“Life does not exist to me if you do not have God in it,” said Suttle. “When you have that faith, you can’t fear. Without that faith, there’s no point. Faith delivers, every single time.”
Suttle noted that the publishing company, Rapier Kids, a division of Rapier Publishing Company, proved instrumental in ensuring her dream transformed into a reality. She commended Fannie Pierce, who Suttle described as a God-fearing woman, for her support throughout the entire process, and illustrator Garrett Myers, who depicted Zavier Blú and Zovia Gréy from photographs. As a first-time published author, Suttle fought nervousness, but Rapier Kids appeased all her worries.
“I learned that patience is a virtue and when you trust God, you’re not going to fail,” said Suttle. “It’s a process. Where God has a will, there’s no reason for you to take over. You just have to trust the process. You can’t be upset, you can’t rush anything, because at the end of the day, God is an on-time God. If there is a delay, there is a reason.”
What “Nahna” Say represents the manifestation of a lifelong dream, something personal and meaningful Suttle shares with readers. To Suttle, writing is more than a collection of words. She compared reading to viewing a masterpiece in a museum, writing to an artist painting portraits enriched with description, beauty and life.
For Suttle, writing is a way to be connected, to share a part of her soul with others and give a voice to those words she sometimes cannot express aloud.
“To me, writing is art,” said Suttle. “Art speaks to you. It’s personal.
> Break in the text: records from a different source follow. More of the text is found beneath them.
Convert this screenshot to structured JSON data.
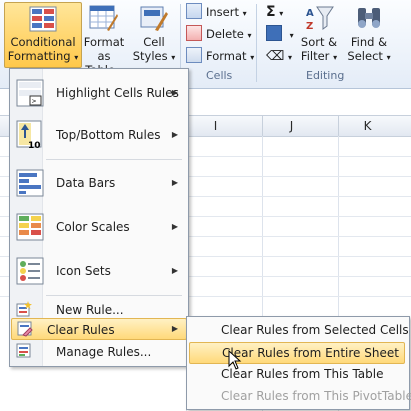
{
  "ribbon": {
    "conditional_formatting": {
      "line1": "Conditional",
      "line2": "Formatting"
    },
    "format_as_table": {
      "line1": "Format",
      "line2": "as Table"
    },
    "cell_styles": {
      "line1": "Cell",
      "line2": "Styles"
    },
    "cells_group": {
      "insert": "Insert",
      "delete": "Delete",
      "format": "Format",
      "label": "Cells"
    },
    "editing_group": {
      "sort_filter": {
        "line1": "Sort &",
        "line2": "Filter"
      },
      "find_select": {
        "line1": "Find &",
        "line2": "Select"
      },
      "label": "Editing"
    }
  },
  "columns": [
    "I",
    "J",
    "K"
  ],
  "menu": {
    "items": [
      {
        "label": "Highlight Cells Rules",
        "icon": "highlight-cells-icon"
      },
      {
        "label": "Top/Bottom Rules",
        "icon": "top-bottom-icon"
      },
      {
        "label": "Data Bars",
        "icon": "data-bars-icon"
      },
      {
        "label": "Color Scales",
        "icon": "color-scales-icon"
      },
      {
        "label": "Icon Sets",
        "icon": "icon-sets-icon"
      },
      {
        "label": "New Rule...",
        "icon": "new-rule-icon"
      },
      {
        "label": "Clear Rules",
        "icon": "clear-rules-icon"
      },
      {
        "label": "Manage Rules...",
        "icon": "manage-rules-icon"
      }
    ]
  },
  "submenu": {
    "items": [
      {
        "label": "Clear Rules from Selected Cells",
        "enabled": true
      },
      {
        "label": "Clear Rules from Entire Sheet",
        "enabled": true
      },
      {
        "label": "Clear Rules from This Table",
        "enabled": true
      },
      {
        "label": "Clear Rules from This PivotTable",
        "enabled": false
      }
    ]
  },
  "colors": {
    "highlight": "#ffd97a",
    "ribbon": "#e4ecf7",
    "disabled_text": "#a0a0a0"
  }
}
When you put [your words] out there for somebody else [to read], I think you’re touching this person. I feel like writing is like if a canvas could talk to you – you’re putting that on paper.”
Suttle hopes that her book will encourage others as she herself was encouraged and inspire them to achieve their own dreams. She left readers with a gem of wisdom to carry with them into their futures.
“God always has a plan,” said Suttle. “We’re just following it and we have to have faith to trust His plan. The manuscript is already written for us – it’s up to us whether we do it or not. Hang on, don’t give up. It’s going to happen. We’re going to see a brighter day. You might not understand it [right now], but that mess always turns into a message.”
Suttle will host a book signing at the Gadsden Mall in front of the waterfall from 11 a.m. to 1 p.m. on Saturday, April 24. She invites the public to attend.